All we need to do is edit the link tag, let’s change it to port1. Next we need to create a file in the content folder called port1.md. Now we can just add the content in this file and the user will get sent to this page.
Publishing the website
Once we’re happy with our website, we can export our website and upload where ever we want. First we need to stop the hugo server by going to git-bash and running ctrl+c. Then make sure in the config file the baseURL is set to the correct url you will be using. Finally go back to git-bash and run:
This will create a public folder where the final static version of the website is saved. Go ahead and copy the contents of this public folder to the www or public_html folder of your webhost to publish your website.
You can also publish your website for free on Netlify using github but I think I will save that for another tutorial.
So this concludes our first episode of “Hugo themes for beginners - Yourfolio”.
This episode was a bit long because I wanted to explain some of the Hugo concepts but the following episodes should be much quicker.
I hope you found this tutorial helpful, if so please mash that like button.
Questions, comments and constructive criticisms are always welcome.

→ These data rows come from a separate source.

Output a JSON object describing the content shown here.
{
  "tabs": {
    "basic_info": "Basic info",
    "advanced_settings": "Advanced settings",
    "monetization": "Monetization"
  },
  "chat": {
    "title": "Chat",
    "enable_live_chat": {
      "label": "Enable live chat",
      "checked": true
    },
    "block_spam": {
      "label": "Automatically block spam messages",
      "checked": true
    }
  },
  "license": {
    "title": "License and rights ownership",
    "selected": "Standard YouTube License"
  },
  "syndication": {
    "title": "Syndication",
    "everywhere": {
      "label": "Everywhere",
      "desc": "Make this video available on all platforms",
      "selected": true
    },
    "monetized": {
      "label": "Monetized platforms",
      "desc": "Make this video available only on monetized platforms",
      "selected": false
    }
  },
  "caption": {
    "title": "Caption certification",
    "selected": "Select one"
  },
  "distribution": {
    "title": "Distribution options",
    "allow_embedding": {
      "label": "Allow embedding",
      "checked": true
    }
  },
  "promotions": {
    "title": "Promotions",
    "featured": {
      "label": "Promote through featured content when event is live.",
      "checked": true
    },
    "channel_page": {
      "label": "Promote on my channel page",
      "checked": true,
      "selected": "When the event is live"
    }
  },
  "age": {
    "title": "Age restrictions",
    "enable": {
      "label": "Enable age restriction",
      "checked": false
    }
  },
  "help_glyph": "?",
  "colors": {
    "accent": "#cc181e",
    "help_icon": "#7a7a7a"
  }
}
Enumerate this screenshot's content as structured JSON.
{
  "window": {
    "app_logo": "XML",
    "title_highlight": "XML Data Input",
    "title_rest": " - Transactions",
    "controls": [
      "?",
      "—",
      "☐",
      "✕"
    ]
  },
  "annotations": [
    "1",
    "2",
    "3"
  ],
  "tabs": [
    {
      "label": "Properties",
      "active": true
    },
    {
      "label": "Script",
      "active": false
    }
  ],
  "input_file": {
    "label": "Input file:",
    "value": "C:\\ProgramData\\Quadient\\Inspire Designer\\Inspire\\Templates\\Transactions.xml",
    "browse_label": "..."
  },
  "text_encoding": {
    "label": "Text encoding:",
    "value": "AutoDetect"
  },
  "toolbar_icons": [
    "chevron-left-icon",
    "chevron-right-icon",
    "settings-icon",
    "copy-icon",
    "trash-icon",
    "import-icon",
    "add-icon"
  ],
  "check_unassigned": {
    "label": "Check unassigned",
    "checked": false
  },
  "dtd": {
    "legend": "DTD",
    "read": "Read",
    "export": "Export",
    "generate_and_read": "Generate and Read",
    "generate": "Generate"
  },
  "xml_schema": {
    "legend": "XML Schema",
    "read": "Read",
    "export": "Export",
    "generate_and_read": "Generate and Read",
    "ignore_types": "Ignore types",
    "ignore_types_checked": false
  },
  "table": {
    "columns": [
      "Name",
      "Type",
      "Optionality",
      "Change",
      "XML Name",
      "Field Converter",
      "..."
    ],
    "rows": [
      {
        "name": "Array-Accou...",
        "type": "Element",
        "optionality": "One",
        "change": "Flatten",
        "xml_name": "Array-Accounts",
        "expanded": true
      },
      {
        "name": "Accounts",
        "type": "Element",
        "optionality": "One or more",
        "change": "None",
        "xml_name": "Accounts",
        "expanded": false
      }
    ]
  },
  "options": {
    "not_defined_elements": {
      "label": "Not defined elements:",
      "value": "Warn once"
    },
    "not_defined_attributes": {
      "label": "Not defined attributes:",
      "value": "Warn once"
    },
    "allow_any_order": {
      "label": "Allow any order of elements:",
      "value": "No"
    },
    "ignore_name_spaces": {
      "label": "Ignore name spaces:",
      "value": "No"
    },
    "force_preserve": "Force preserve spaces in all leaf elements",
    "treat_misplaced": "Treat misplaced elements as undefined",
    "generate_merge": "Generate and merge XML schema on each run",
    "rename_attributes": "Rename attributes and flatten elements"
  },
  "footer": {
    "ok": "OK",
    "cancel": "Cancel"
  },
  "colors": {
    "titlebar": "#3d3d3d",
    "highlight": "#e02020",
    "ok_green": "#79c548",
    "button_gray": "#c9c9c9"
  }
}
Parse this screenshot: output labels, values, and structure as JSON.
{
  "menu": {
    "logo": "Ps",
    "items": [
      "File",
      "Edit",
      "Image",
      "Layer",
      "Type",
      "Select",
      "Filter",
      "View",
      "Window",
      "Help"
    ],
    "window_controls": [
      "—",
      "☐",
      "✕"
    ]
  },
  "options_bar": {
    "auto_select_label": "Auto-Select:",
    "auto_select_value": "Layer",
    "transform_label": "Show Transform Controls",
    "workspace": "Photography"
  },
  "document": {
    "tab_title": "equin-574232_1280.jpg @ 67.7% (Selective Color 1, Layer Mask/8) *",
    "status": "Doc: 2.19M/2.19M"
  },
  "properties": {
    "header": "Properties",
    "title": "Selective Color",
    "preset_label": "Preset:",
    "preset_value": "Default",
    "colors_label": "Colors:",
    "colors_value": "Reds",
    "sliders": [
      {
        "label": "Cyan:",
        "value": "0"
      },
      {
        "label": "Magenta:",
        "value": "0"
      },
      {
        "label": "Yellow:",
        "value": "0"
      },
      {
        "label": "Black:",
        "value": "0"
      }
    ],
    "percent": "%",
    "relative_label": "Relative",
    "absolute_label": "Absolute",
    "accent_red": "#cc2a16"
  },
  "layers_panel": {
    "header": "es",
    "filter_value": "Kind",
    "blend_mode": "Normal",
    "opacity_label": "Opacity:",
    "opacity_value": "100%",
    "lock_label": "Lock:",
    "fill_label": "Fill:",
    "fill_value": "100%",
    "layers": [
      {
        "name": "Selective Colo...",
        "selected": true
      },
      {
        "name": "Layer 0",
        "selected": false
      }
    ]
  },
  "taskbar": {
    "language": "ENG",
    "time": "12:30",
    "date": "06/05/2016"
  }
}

If you want to see more videos related to websites and photography, please subscribe to my channel : https://www.youtube.com/user/vidafuku.
I will see you all in the next video.